Content starts
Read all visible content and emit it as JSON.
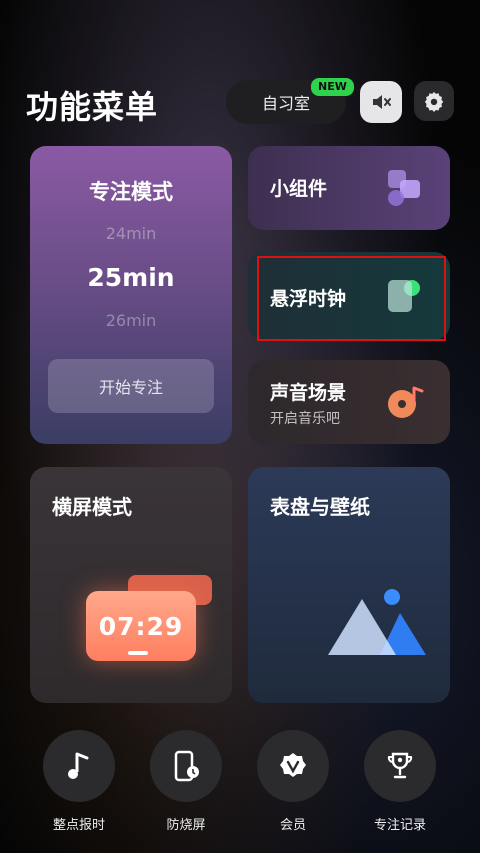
{
  "header": {
    "title": "功能菜单",
    "study_room_label": "自习室",
    "new_badge": "NEW",
    "mute_icon": "speaker-mute-icon",
    "settings_icon": "gear-icon"
  },
  "focus_card": {
    "title": "专注模式",
    "time_prev": "24min",
    "time_current": "25min",
    "time_next": "26min",
    "start_button": "开始专注"
  },
  "widgets_card": {
    "label": "小组件",
    "icon": "widgets-icon"
  },
  "floating_clock_card": {
    "label": "悬浮时钟",
    "icon": "floating-window-icon"
  },
  "sound_card": {
    "label": "声音场景",
    "sublabel": "开启音乐吧",
    "icon": "music-disc-icon"
  },
  "landscape_card": {
    "label": "横屏模式",
    "clock_text": "07:29"
  },
  "dial_card": {
    "label": "表盘与壁纸",
    "icon": "image-mountains-icon"
  },
  "bottom_nav": [
    {
      "label": "整点报时",
      "icon": "music-note-icon"
    },
    {
      "label": "防烧屏",
      "icon": "phone-clock-icon"
    },
    {
      "label": "会员",
      "icon": "vip-badge-icon"
    },
    {
      "label": "专注记录",
      "icon": "trophy-icon"
    }
  ],
  "colors": {
    "new_badge": "#2fd24c",
    "highlight_box": "#dd1111",
    "focus_card_top": "#8a5aa4",
    "clock_orange": "#ff7e60"
  }
}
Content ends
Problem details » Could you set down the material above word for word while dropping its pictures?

Response to this task »
Read all visible content and emit it as JSON.
{
  "header": {
    "title": "功能菜单",
    "study_room_label": "自习室",
    "new_badge": "NEW",
    "mute_icon": "speaker-mute-icon",
    "settings_icon": "gear-icon"
  },
  "focus_card": {
    "title": "专注模式",
    "time_prev": "24min",
    "time_current": "25min",
    "time_next": "26min",
    "start_button": "开始专注"
  },
  "widgets_card": {
    "label": "小组件",
    "icon": "widgets-icon"
  },
  "floating_clock_card": {
    "label": "悬浮时钟",
    "icon": "floating-window-icon"
  },
  "sound_card": {
    "label": "声音场景",
    "sublabel": "开启音乐吧",
    "icon": "music-disc-icon"
  },
  "landscape_card": {
    "label": "横屏模式",
    "clock_text": "07:29"
  },
  "dial_card": {
    "label": "表盘与壁纸",
    "icon": "image-mountains-icon"
  },
  "bottom_nav": [
    {
      "label": "整点报时",
      "icon": "music-note-icon"
    },
    {
      "label": "防烧屏",
      "icon": "phone-clock-icon"
    },
    {
      "label": "会员",
      "icon": "vip-badge-icon"
    },
    {
      "label": "专注记录",
      "icon": "trophy-icon"
    }
  ],
  "colors": {
    "new_badge": "#2fd24c",
    "highlight_box": "#dd1111",
    "focus_card_top": "#8a5aa4",
    "clock_orange": "#ff7e60"
  }
}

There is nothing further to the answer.